— Required action —
Copy out each line of the listing below that contains the word "name".
Content starts
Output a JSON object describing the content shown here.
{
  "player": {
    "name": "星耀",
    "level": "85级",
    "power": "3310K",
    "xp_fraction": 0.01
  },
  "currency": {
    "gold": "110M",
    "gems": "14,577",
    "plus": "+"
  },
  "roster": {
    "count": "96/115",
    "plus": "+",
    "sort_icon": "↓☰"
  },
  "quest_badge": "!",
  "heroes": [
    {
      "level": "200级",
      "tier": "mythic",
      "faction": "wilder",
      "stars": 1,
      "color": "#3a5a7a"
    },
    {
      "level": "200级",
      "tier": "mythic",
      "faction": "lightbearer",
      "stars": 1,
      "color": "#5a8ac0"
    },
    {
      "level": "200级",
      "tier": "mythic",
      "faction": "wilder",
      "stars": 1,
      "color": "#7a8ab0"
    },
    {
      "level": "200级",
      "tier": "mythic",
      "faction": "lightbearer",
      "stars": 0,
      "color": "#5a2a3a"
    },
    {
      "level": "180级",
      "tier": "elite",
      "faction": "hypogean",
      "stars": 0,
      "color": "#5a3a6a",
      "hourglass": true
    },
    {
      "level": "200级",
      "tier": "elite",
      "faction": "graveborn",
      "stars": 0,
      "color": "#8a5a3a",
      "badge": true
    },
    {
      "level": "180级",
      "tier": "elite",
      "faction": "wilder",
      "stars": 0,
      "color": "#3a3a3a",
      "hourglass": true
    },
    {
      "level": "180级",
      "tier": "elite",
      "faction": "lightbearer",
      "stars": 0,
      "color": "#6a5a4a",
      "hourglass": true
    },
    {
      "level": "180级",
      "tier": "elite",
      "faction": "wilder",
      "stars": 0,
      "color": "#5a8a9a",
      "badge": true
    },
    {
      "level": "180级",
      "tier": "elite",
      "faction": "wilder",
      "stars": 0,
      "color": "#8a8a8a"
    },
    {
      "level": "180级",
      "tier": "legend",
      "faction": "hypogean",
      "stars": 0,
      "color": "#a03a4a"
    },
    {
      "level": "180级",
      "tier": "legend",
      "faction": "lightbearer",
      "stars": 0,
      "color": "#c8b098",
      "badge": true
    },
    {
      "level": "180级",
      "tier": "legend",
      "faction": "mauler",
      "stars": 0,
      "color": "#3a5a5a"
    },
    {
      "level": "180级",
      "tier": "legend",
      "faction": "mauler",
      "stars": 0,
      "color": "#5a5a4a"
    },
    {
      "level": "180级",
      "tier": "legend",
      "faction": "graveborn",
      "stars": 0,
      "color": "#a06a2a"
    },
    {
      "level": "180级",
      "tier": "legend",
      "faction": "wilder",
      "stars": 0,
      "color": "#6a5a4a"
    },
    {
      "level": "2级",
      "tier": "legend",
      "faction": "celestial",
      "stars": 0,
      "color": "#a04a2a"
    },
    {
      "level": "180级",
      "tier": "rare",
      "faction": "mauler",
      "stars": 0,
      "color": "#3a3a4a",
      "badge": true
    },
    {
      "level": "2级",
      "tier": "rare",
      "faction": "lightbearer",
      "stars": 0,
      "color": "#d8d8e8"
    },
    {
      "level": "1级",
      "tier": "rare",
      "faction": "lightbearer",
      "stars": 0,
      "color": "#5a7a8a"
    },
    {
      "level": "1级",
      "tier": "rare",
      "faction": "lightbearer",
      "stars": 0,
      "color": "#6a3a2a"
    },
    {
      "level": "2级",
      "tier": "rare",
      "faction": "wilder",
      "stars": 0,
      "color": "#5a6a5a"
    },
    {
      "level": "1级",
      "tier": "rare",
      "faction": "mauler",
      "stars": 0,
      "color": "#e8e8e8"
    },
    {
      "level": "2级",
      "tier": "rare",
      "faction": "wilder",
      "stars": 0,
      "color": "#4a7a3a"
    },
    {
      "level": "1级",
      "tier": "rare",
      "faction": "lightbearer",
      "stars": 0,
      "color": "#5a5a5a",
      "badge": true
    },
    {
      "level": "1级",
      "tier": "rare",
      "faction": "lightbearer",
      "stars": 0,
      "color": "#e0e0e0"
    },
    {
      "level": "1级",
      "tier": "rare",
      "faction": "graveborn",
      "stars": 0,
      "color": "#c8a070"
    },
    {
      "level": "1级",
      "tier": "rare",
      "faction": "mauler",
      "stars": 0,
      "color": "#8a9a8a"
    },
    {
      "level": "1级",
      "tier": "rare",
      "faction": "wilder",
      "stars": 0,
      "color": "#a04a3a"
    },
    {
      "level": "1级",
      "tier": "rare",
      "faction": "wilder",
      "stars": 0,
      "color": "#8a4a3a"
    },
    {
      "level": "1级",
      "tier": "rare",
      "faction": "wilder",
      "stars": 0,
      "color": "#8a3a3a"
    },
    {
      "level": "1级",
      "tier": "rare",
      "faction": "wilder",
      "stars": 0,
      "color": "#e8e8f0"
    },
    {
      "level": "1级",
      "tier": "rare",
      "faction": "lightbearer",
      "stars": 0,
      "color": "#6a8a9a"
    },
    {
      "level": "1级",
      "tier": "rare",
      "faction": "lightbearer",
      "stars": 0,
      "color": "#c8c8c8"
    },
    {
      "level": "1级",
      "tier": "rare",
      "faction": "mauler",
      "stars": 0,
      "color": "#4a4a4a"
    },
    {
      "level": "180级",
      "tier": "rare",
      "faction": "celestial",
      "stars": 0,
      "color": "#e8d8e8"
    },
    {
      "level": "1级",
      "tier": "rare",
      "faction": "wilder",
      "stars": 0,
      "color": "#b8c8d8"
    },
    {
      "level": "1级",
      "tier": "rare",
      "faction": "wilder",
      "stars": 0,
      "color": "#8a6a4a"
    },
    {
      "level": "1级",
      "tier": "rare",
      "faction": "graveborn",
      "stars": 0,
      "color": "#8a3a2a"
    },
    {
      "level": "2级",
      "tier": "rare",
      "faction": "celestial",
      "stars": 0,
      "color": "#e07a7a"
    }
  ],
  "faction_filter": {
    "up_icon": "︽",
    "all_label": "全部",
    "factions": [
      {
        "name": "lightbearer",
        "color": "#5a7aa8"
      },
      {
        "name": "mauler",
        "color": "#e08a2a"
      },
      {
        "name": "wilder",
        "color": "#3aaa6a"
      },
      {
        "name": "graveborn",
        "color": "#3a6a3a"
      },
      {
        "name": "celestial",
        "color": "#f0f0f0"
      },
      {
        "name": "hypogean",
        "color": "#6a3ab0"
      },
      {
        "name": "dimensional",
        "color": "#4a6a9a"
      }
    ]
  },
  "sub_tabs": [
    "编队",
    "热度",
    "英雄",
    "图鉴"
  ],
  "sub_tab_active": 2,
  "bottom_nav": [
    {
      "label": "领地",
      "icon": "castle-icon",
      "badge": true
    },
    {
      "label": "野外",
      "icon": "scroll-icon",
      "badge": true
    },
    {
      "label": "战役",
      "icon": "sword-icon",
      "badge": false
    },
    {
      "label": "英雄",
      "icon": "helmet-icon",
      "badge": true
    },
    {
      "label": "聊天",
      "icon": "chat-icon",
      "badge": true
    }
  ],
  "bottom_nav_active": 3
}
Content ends
— Written response —
    "name": "星耀",
        "name": "lightbearer",
        "name": "mauler",
        "name": "wilder",
        "name": "graveborn",
        "name": "celestial",
        "name": "hypogean",
        "name": "dimensional",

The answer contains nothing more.